Even more doses of COVID-19 vaccine will be available the following week when FEMA is expected to open vaccine supersites in Arlington and Dallas where federal officials plan to vaccinate more than 10,000 people per day starting Feb. 24.
The vaccines sent to the supersites are on top of the ones already being distributed around the area.
Want to Get on a Vaccine Waitlist?
As the state begins to distribute the COVID-19 vaccines for those in Phase 1A and 1B, county health departments have begun waitlists for those wish to be inoculated.
You can now register to recieve the vaccination in Collin, Dallas, Denton and Tarrant counties. Links are below:
You do not need to be a resident of the county to register for a COVID-19 vaccine in that county -- registration is open to anyone in Texas. For those without internet access, Tarrant County is also taking registrations by phone at 817-248-6299. In Dallas County, call the DCHHS vaccine hotline at 1-855-IMMUNE9 (1-855-466-8639). In Denton County, call 940-349-2585.
For a more detailed breakdown of who is included in each priority group in Texas, see this page from the Texas DSHS.
The vaccine is currently only being administered to those who are part of Phase 1A and 1B, as outlined by the Texas Department of State Health Services. Those in Phase 1A are front-line healthcare workers or residents of long-term care facilities. Phase 1B includes those who are over the age of 65, or those over the age of 16 with a chronic medical condition that puts them at risk for severe illness.
On March 3, vaccine availability was expanded to include school and child care workers.

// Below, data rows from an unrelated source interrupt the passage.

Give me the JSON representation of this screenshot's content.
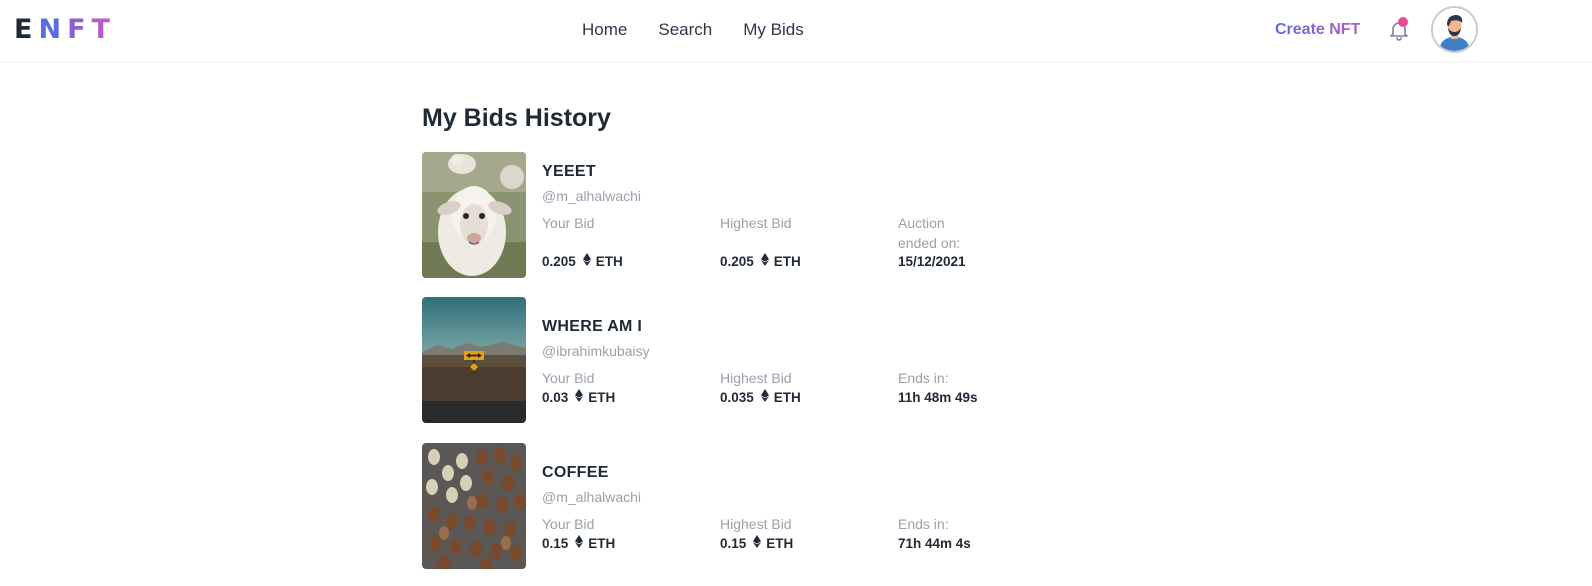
{
  "header": {
    "logo_letters": [
      "E",
      "N",
      "F",
      "T"
    ],
    "nav": [
      "Home",
      "Search",
      "My Bids"
    ],
    "create_label": "Create NFT"
  },
  "colors": {
    "logo": [
      "#1f2937",
      "#5b6be0",
      "#8a63d2",
      "#b45bc9"
    ],
    "accent_gradient": [
      "#5b6be0",
      "#b45bc9"
    ],
    "notification_dot": "#ec4899",
    "text_dark": "#1f2937",
    "text_muted": "#9aa0ab"
  },
  "icons": {
    "bell": "bell-icon",
    "eth": "ethereum-icon",
    "avatar": "user-avatar"
  },
  "page": {
    "title": "My Bids History"
  },
  "labels": {
    "your_bid": "Your Bid",
    "highest_bid": "Highest Bid",
    "currency": "ETH"
  },
  "bids": [
    {
      "name": "YEEET",
      "owner": "@m_alhalwachi",
      "image": "sheep",
      "your_bid": "0.205",
      "highest_bid": "0.205",
      "status_label": "Auction ended on:",
      "status_value": "15/12/2021"
    },
    {
      "name": "WHERE AM I",
      "owner": "@ibrahimkubaisy",
      "image": "desert-road-sign",
      "your_bid": "0.03",
      "highest_bid": "0.035",
      "status_label": "Ends in:",
      "status_value": "11h 48m 49s"
    },
    {
      "name": "COFFEE",
      "owner": "@m_alhalwachi",
      "image": "coffee-beans",
      "your_bid": "0.15",
      "highest_bid": "0.15",
      "status_label": "Ends in:",
      "status_value": "71h 44m 4s"
    }
  ]
}
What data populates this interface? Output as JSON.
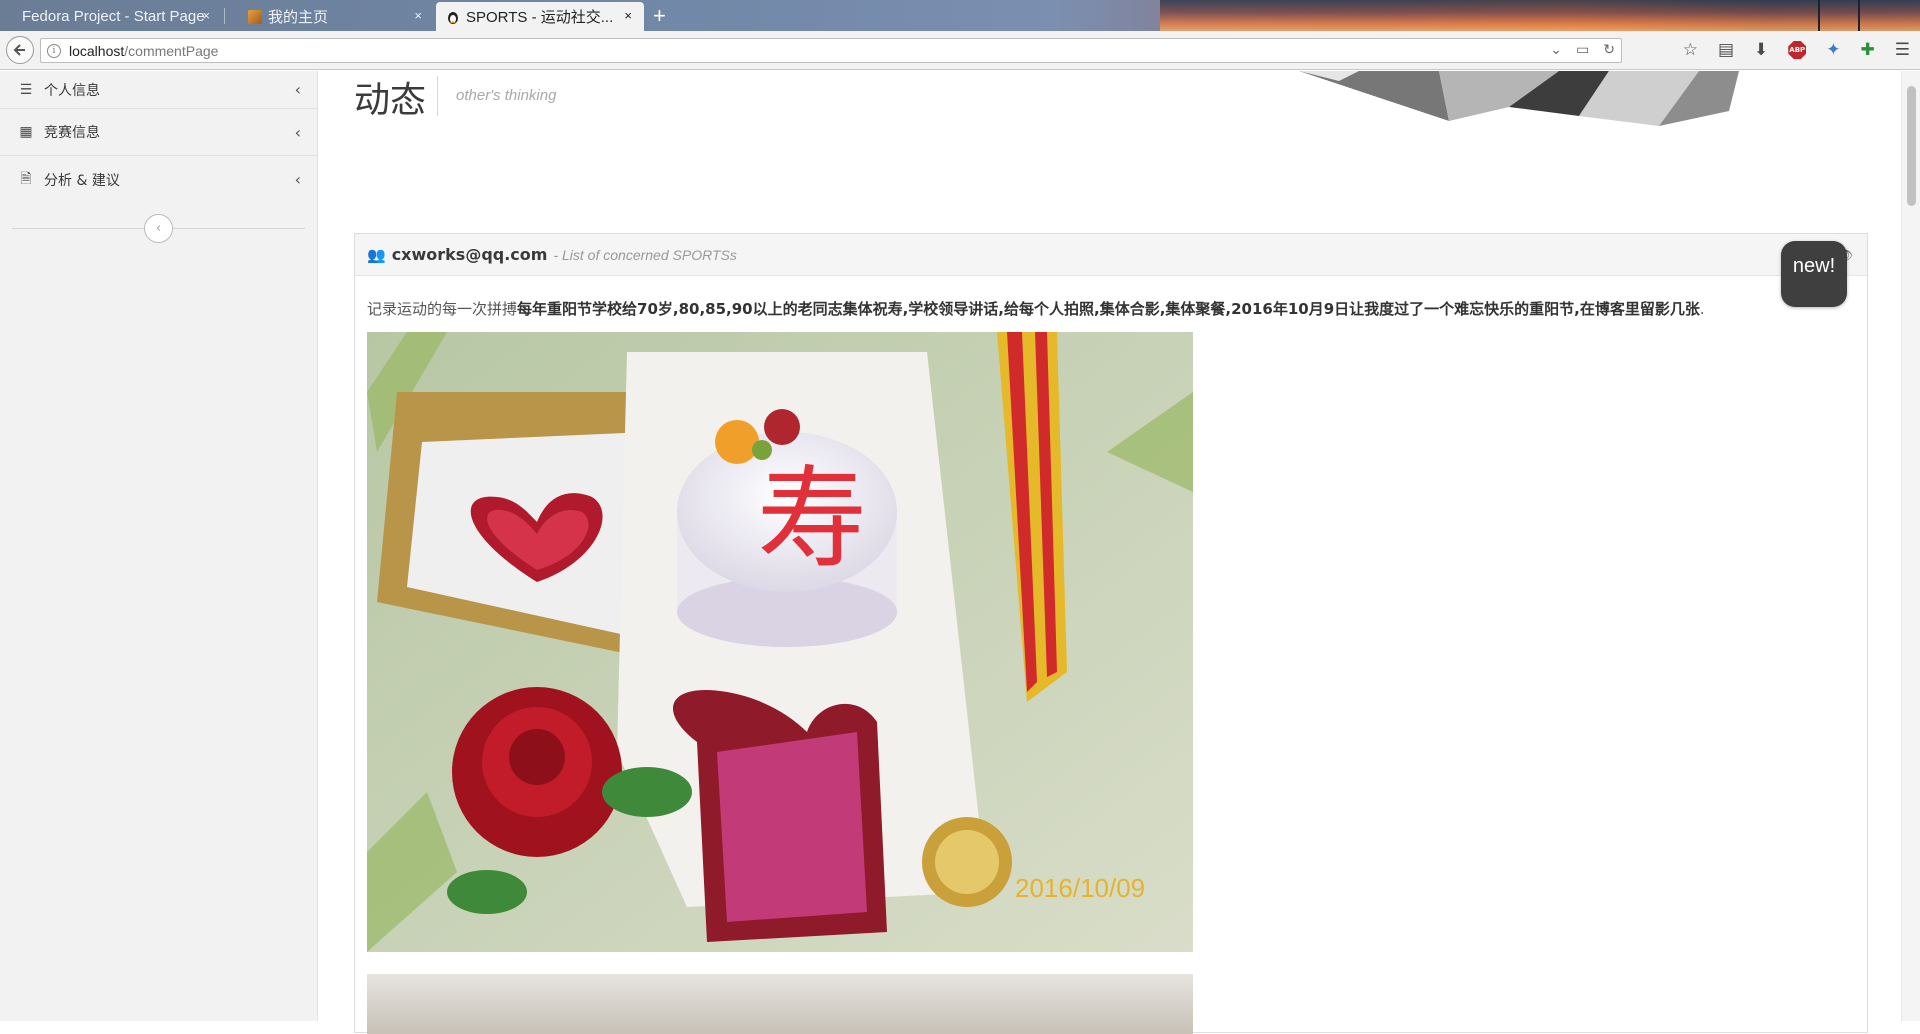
{
  "browser": {
    "tabs": [
      {
        "label": "Fedora Project - Start Page",
        "active": false
      },
      {
        "label": "我的主页",
        "active": false
      },
      {
        "label": "SPORTS - 运动社交...",
        "active": true
      }
    ],
    "close_glyph": "×",
    "new_tab_glyph": "+",
    "url_host": "localhost",
    "url_path": "/commentPage"
  },
  "sidebar": {
    "items": [
      {
        "label": "个人信息",
        "icon": "list-icon"
      },
      {
        "label": "竞赛信息",
        "icon": "grid-icon"
      },
      {
        "label": "分析 & 建议",
        "icon": "document-icon"
      }
    ],
    "collapse_glyph": "‹"
  },
  "header": {
    "title": "动态",
    "subtitle": "other's thinking"
  },
  "post": {
    "author": "cxworks@qq.com",
    "author_subtitle": "- List of concerned SPORTSs",
    "text_intro": "记录运动的每一次拼搏",
    "text_body": "每年重阳节学校给70岁,80,85,90以上的老同志集体祝寿,学校领导讲话,给每个人拍照,集体合影,集体聚餐,2016年10月9日让我度过了一个难忘快乐的重阳节,在博客里留影几张",
    "text_end": ".",
    "photo_date": "2016/10/09",
    "photo_char": "寿"
  },
  "notification": {
    "label": "new!"
  },
  "colors": {
    "sidebar_bg": "#f2f2f2",
    "panel_head_bg": "#f5f5f5",
    "bubble_bg": "#3f3f3f"
  }
}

Once vaccinated, people are expected to get some level of protection within a couple of weeks after the first shot, but full protection may not happen until a couple of weeks after the second shot. Even when fully vaccinated, it's still possible to become infected by the virus since the vaccine does not offer 100% protection.
The Texas DSHS advises that the vaccine will not be readily available for the general public until late spring or early summer 2021.